Welcome to Louisbourg
“It was near midnight, June 1, 1758, when the lookouts on Cape Breton Island noticed something odd. The fog that had covered the island for weeks, now cleared enough to show lights off shore. Dawn revealed a large fleet laying outside Gabarous Bay, six miles west of Louisbourg. Worse yet, the ships flew a white banner with a red cross, the colors of Briton’s Royal Navy.”
The French came to Louisbourg in 1713, after ceding Acadia and Newfoundland to the British by the terms of the Treaty of Utrecht, which ended the War of the Spanish Succession. France’s only remaining possessions in what is now Atlantic Canada were the islands of Cape Breton and Prince Edward, which were then called Isle Royale and Isle Saint-Jean. The French used these islands as a base to continue the lucrative cod fishery of the Grand Banks.

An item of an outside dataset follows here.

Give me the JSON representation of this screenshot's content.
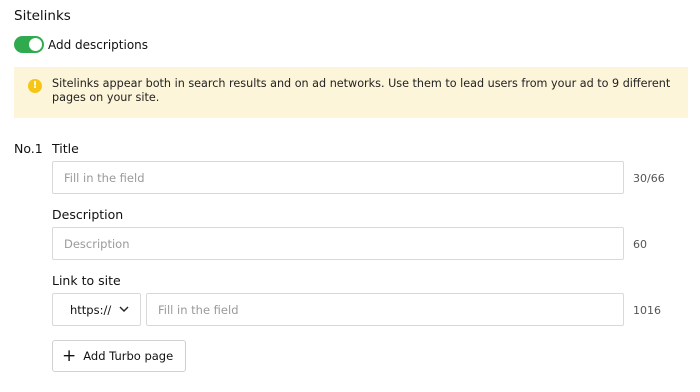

In 1719, they began to construct at Louisbourg a fortified town which was only completed on the eve of the first siege in 1745. The town and settlement along the harbour shore soon became a thriving community.
The cod fishery accounted for most of the Isle Royale’s prosperity. Dried before export, the fish was salted and laid on stages which lined the beaches of Louisbourg and its outports. Louisbourg became a hub of commerce, trading in manufactures and various materials imported from France, Quebec, the West Indies, and New England.
One might think that the fortress would be prepared for any onslaught. Yet, while the harbour was well defended, the main landward defences were commanded by a series of low hills, some dangerously close to the fortifications; all provided excellent locations for siege batteries.
The first attack came in 1745 following a declaration of war between Britain and France. Charged with the fervour of a religious crusade, and informed that the fortress was in disrepair with its poorly supplied troops on the verge of mutiny, the New Englanders mounted an assault on Louisbourg. Within 46 days of the invasion the fortress was captured. To the chagrin of the New Englanders, only three years later the town was restored to the French by the Treaty of Aix-la-Chapelle.
In 1758, Louisbourg was besieged a second time. Without strong navy to patrol the sea beyond its walls, Louisbourg was impossible to defend. Attacking with 16,000 troops supported by 150 ships, a British army captured the fortress in seven weeks. Determined that Louisbourg would never again become a fortified French base, the British demolished the fortress walls.